The news is filled with horrifying examples of White people, many of whom are women, calling the police on Black people. In these situations, where a White woman has called the police on Black people BBQing, bird watching, swimming — in other words, living — she is clearly the party who is menacing the other party, even if she frames herself as fearful or in danger. She does not go it alone; she calls, from her cell phone, on government authorities to help her. She is, of course, confident that they will help her, not harm her.

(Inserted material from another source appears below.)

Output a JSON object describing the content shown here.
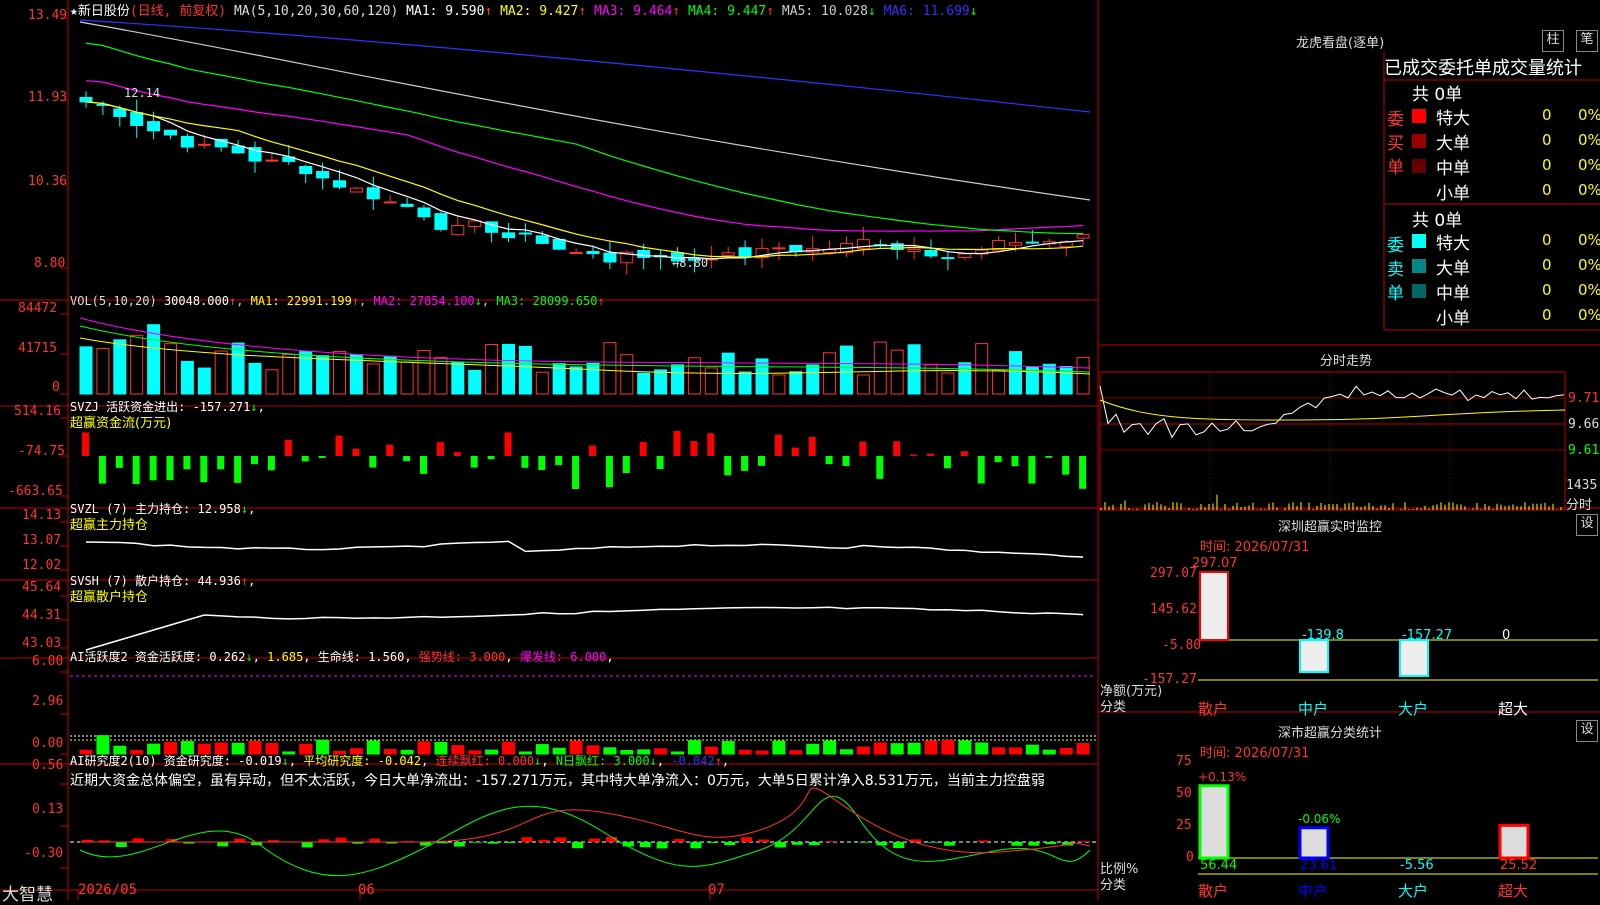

These examples, and many others like them, remind us that not all “defense” responses are performed in response to real or perceived threat. Many of these women, such as the White woman who called the police on the Black bird watcher, were neither in danger nor in fear. In other words, it was not a defense-of-self situation whatsoever. Such women were not defending themselves, nor were they expressing a healthy sense of empowerment. They were expressing racist, narcissistic entitlement. After all, the bird watcher, Christian Cooper, was the one setting a boundary with the woman in the park, Amy Cooper (no relation), who was violating the dog leash law. He asked her to put her dog on a leash. Her response (to call the police) seems to have been grounded in her belief that he had no right to ask her to modify her behavior. Rather than being threatened by his actions, she simply did not like his actions.
Challenges arise when we are confronted with situations we do not like, but there is a fundamental distinction between a situation one does not like and a situation in which one’s personal, psychological, or physical safety is threatened. One of the benefits of ESD training is increased awareness — awareness of the situation, awareness of our own internal responses, and awareness of the many things that can contribute to feelings of vulnerability, discomfort, and fear. ESD teaches the increased personal and situational awareness that helps someone determine which situations are risky, which situations are safe, and which situations might be dislikable or even uncomfortable but are not necessarily risky or dangerous.
Clearly, Amy Cooper did not like it when Christian Cooper asked her to put her dog on a leash. Did it make her uncomfortable? Perhaps. What had he done? He had set a boundary — reasonably, appropriately, and safely. Was it within his rights to make that request? Absolutely.
Her response, to call the police to report an “African-American man was threatening [her] life”, demonstrates no awareness, either of the external situation or what might be internally driving her reaction to it. Instead, not unlike the perpetrators of sexual assault, she shows entitlement, she ignores his boundaries, repeatedly, and she escalates the situation in an attempt to do what she wants.
No ESD instructor would frame Amy Cooper’s actions as self-defense, or label her behavior as “empowerment.” ESD instructors believe everyone gets to set healthy, safe, and appropriate boundaries, that we all get to assertively defend those boundaries, with the goal of tailoring our responses to meet the specifics of each situation, to maintain our safety – not simply to get our way. ESD teaches women how to set boundaries and to be entitled to their own boundaries; this is very different from teaching women to be entitled to ignore or encroach on other people’s boundaries. That isn’t self-defense; that’s perpetration.
ESD does not teach women to engage in narcissistic entitlement or become carceral feminists; ESD training teaches women to accurately evaluate risk and response, so that they can maintain their own personal, psychological and physical integrity — not infringe on someone else’s.